* **Required action**
Reply only with how many lines of the listing below hold the word "Learn".

* **Records for this exercise**
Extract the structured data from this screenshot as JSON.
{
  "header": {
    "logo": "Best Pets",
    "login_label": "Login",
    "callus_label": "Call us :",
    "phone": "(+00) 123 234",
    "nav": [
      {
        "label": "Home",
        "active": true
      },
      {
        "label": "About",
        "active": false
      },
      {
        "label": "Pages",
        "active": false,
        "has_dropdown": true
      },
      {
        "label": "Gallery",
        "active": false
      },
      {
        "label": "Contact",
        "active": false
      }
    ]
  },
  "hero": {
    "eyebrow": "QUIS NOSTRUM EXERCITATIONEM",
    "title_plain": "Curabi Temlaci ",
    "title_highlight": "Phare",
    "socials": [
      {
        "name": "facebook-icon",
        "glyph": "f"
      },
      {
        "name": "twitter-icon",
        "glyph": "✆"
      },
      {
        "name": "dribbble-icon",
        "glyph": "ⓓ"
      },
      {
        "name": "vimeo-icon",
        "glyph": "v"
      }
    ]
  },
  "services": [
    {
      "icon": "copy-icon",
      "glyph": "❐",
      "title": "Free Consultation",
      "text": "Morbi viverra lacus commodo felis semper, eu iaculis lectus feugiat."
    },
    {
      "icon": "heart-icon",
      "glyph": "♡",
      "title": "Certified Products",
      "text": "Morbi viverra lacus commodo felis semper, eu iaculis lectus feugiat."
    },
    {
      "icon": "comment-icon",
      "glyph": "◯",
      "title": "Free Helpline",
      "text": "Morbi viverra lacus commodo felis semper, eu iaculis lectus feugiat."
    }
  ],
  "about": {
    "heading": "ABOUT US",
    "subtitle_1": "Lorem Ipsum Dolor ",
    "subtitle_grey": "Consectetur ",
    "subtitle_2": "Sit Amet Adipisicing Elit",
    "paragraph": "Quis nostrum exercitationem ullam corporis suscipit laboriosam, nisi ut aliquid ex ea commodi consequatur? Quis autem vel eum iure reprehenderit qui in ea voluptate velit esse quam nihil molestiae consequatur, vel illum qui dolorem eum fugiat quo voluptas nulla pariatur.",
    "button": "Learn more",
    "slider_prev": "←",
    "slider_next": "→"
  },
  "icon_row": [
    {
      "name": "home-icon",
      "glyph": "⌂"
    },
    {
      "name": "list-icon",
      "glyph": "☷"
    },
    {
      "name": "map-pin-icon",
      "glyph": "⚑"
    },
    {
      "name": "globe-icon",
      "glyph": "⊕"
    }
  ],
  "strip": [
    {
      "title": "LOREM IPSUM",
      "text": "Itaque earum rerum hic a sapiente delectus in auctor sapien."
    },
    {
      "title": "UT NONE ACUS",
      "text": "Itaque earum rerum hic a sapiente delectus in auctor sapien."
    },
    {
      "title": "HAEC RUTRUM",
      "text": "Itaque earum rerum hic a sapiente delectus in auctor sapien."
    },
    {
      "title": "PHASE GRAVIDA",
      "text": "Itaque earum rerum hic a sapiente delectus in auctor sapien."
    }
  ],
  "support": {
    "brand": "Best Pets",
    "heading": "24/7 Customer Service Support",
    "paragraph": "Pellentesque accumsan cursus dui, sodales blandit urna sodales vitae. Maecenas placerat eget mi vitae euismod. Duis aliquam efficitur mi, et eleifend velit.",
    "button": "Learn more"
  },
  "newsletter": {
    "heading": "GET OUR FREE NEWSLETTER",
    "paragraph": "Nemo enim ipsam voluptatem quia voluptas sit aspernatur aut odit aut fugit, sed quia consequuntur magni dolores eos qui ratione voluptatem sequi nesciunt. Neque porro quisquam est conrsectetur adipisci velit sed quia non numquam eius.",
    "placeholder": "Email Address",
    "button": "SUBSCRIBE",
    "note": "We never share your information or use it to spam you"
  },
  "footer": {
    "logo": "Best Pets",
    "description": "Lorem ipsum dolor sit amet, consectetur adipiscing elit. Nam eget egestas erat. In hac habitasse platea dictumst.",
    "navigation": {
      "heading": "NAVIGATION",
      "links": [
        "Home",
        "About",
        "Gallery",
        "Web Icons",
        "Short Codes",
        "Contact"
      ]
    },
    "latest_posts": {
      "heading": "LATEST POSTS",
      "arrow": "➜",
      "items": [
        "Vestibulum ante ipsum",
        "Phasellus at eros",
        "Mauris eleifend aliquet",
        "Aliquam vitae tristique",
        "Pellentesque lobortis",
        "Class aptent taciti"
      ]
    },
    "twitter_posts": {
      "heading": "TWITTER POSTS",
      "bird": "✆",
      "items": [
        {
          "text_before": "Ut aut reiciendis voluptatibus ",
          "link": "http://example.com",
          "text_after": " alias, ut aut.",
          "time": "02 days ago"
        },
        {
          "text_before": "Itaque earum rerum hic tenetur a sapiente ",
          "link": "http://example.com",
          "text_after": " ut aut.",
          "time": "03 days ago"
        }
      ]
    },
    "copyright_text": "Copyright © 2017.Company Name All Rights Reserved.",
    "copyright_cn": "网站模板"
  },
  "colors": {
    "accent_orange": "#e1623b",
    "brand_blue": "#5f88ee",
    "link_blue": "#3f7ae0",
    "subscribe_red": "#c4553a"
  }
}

* **Output for this exercise**
2